Blog (Page 2)

“Sermon on the Afternoon of Christmas Day” by Martin Luther

This message, preached on December 25, 1530 is among the most poignant and well-known sermons by the German reformer Martin Luther (1483-1546). The sermon focuses on the “trust” aspect of faith that leads a person to believe not only that Jesus Christ was born of a virgin, but that Christ was born for them, yes even born for you. You have heard today…

Promises Made, Promises Kept

Christmas brings joy because God keeps his promises. In her Magnificant, upon being told that she will give birth to the Messiah, Mary jubilantly proclaims, “He has helped his servant Israel, in remembrance of his mercy, as he spoke to our fathers, to Abraham and his offspring forever.”—Luke 1:54–55 The Father’s sending of his eternally begotten son to became incarnate in the…

Frankenstein: A Parable of our Times

A chlorine green muscular giant with jet black hair, yellow eyes, and nails protruding from his neck is such an ubiquitous sight at Halloween that any semblance of terror that would’ve plagued the original readers of Mary Shelly’s epic novel, Frankenstein, is lost. It has been called the first piece of science fiction, a modern reiteration of the classic Greek saga, Prometheus.…

Sermonic Reflections on Sonoma’s Recent fires

You Hold My Right Hand Psalm 73:23–26 Considering the destructive wildfires that have ravaged our community for the last week, there are genuine reasons to be discouraged, even afraid. Maybe you’re asking yourself why things like this happen. Perhaps you’ve had friends who’ve lost their homes. Scores of individuals have already lost their lives, and no doubt, many are wondering, “Where is…

What if the Robots take your Job? Theological Perspectives on Artificial Intelligence

What will you do when the robots take your job? If you reflect on the last 40, and particularly 20 years, you might discover that they already have taken jobs. Whether telephone automation, ATM’s, or express checkouts at the grocery store, technology works faster, more efficiently, and quite simply, better, than humans. Companies know that machines increase profit without the complexities of…

The Art of Persuasion and a Radical Heart Change

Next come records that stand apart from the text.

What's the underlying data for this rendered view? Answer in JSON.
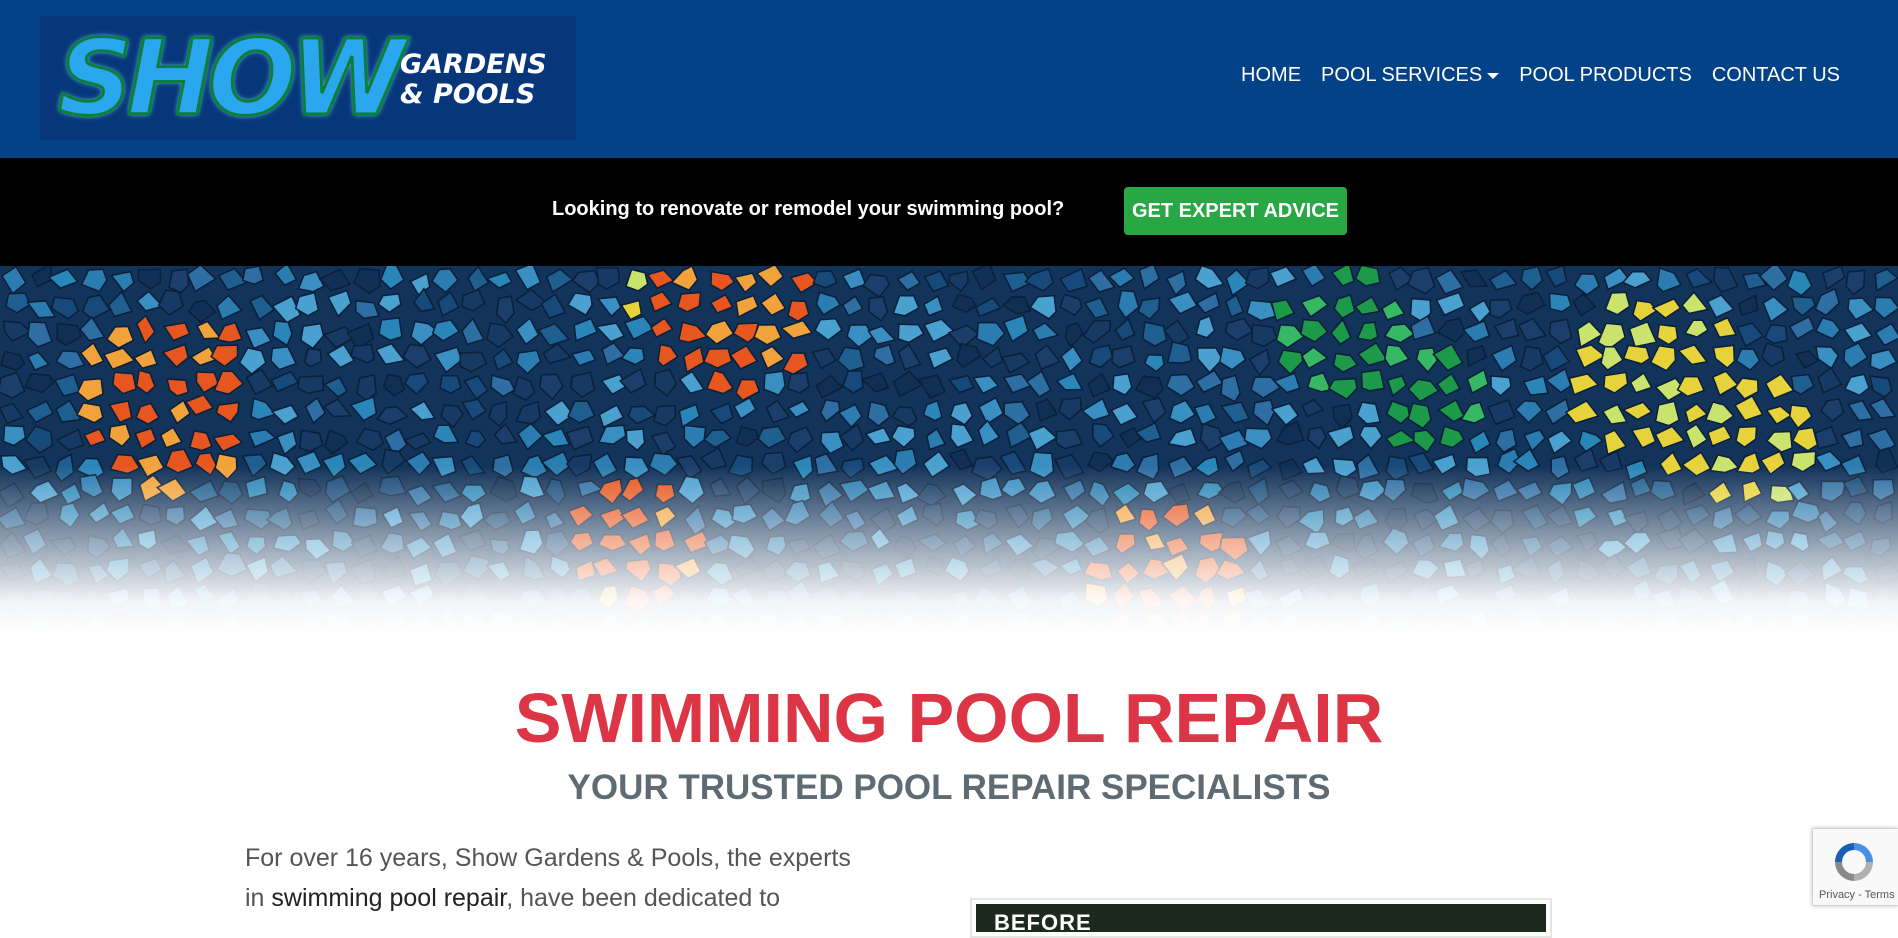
{
  "brand": {
    "logo_main": "SHOW",
    "logo_sub_line1": "GARDENS",
    "logo_sub_line2": "& POOLS"
  },
  "nav": {
    "home": "HOME",
    "pool_services": "POOL SERVICES",
    "pool_products": "POOL PRODUCTS",
    "contact_us": "CONTACT US"
  },
  "cta": {
    "text": "Looking to renovate or remodel your swimming pool?",
    "button": "GET EXPERT ADVICE"
  },
  "main": {
    "title": "SWIMMING POOL REPAIR",
    "subtitle": "YOUR TRUSTED POOL REPAIR SPECIALISTS",
    "intro_part1": "For over 16 years, Show Gardens & Pools, the experts in",
    "intro_link": "swimming pool repair",
    "intro_part2": ", have been dedicated to",
    "before_label": "BEFORE"
  },
  "recaptcha": {
    "links": "Privacy - Terms"
  },
  "colors": {
    "header_bg": "#034287",
    "cta_bar_bg": "#000000",
    "cta_button_bg": "#28a745",
    "title_red": "#dc3545",
    "subtitle_gray": "#5f6b73"
  },
  "icons": {
    "dropdown": "caret-down-icon",
    "recaptcha": "recaptcha-icon"
  }
}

A recent NPR article covered the increasing popularity of a flat-earth cosmology. Several prominent retired, and current professional basketball players, among those, Shaquille O’ Neal, and Kyrie Erving have been vocal advocates of the view. Though not scientists by any stretch, Shaq and Erving’s views have been increasingly persuasive to young fans. The article explains that some middle-schoolers have remained unconvinced by their…

Pascal’s Wager: Much to Gain, Much Less to Lose

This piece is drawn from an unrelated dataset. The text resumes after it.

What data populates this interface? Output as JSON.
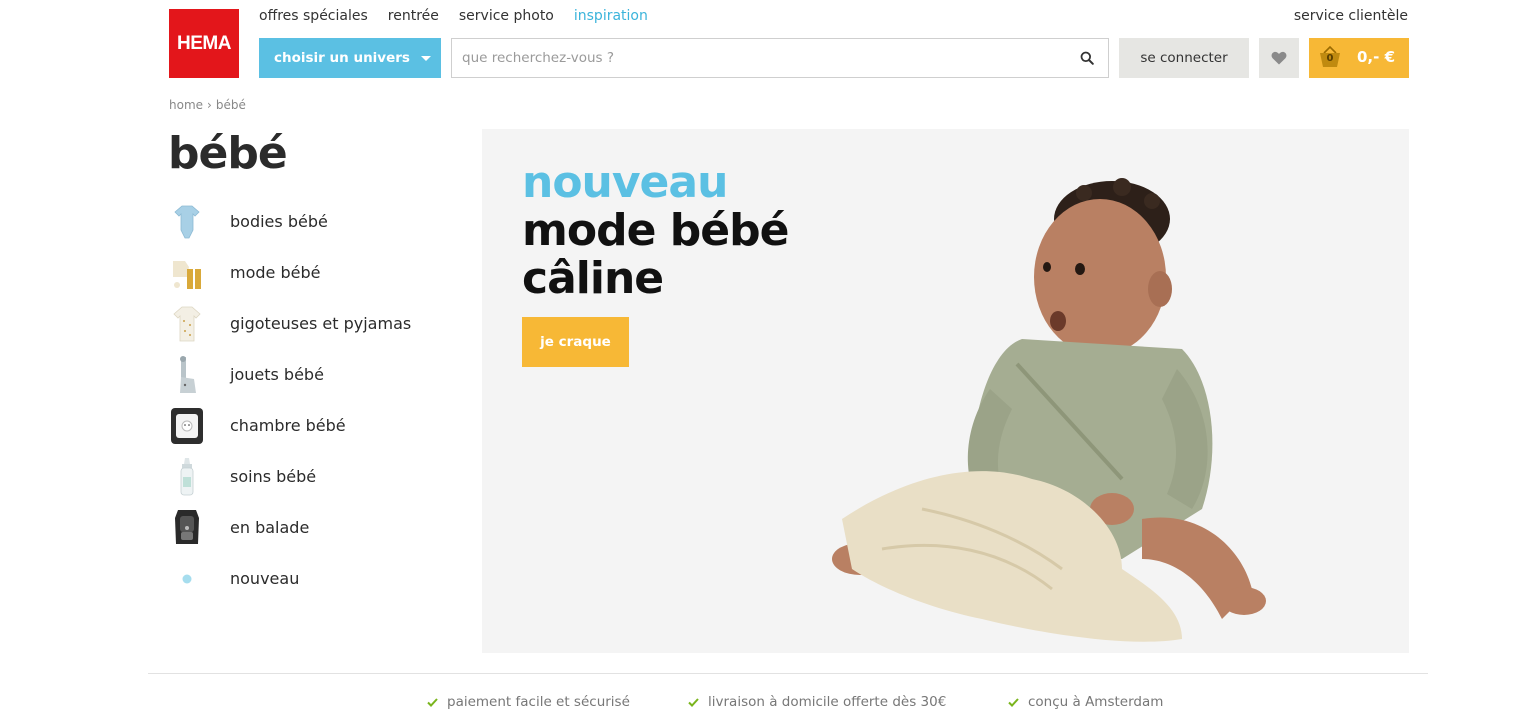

“Yes, but you have to wager…” “The wager” might be the most famous proposal made by Blaise Pascal in the Pensees. As a reader, you would expect an apologetic argument from probability from a mathematician, but then again, calculated decisions involving risk and reward are part of the general human experience. From investments to weather forecasts, we make choices based on the…

The Pursuit of Happiness and the God Who Shares

In the 2006 film, The Pursuit of Happiness, struggling salesman Chris Gardner (played by Will Smith) aspires to become a broker in San Francisco. Gardner lands an unpaid internship, but personal problems lead to his being homeless for a year. Down, but not out, Gardner works diligently and ingeniously to gain clients. He eventually lands the coveted broker position at Dean Witter,…

The Hidden God Who Reveals

This post is the third of an ongoing series on the Pensees by the 17th-century Apologist Blaise Pascal. In his Pensees, Blaise Pascal pursues his apologetic task in A LETTER TO FURTHER THE SEARCH FOR GOD [Fragment 681] an essay concerned with answering the objection often asserted by skeptics of Christianity, that insufficient evidence exists to believe the faith, namely, direct, universal,…

Distraction and Diversion and Attempts to Escape Despair

This post is the second blog in a series on the Pensees by Blaise Pascal (1623-1662) It’s a fairly accurate observation that 21st century people live distracted lives. The diverse forms of media, scarcely imagined in previous generations, vie for our undivided (perhaps divided?) attention. Whether messaging via smart phone, listening to music, or watching movies, we find little space for self-reflection…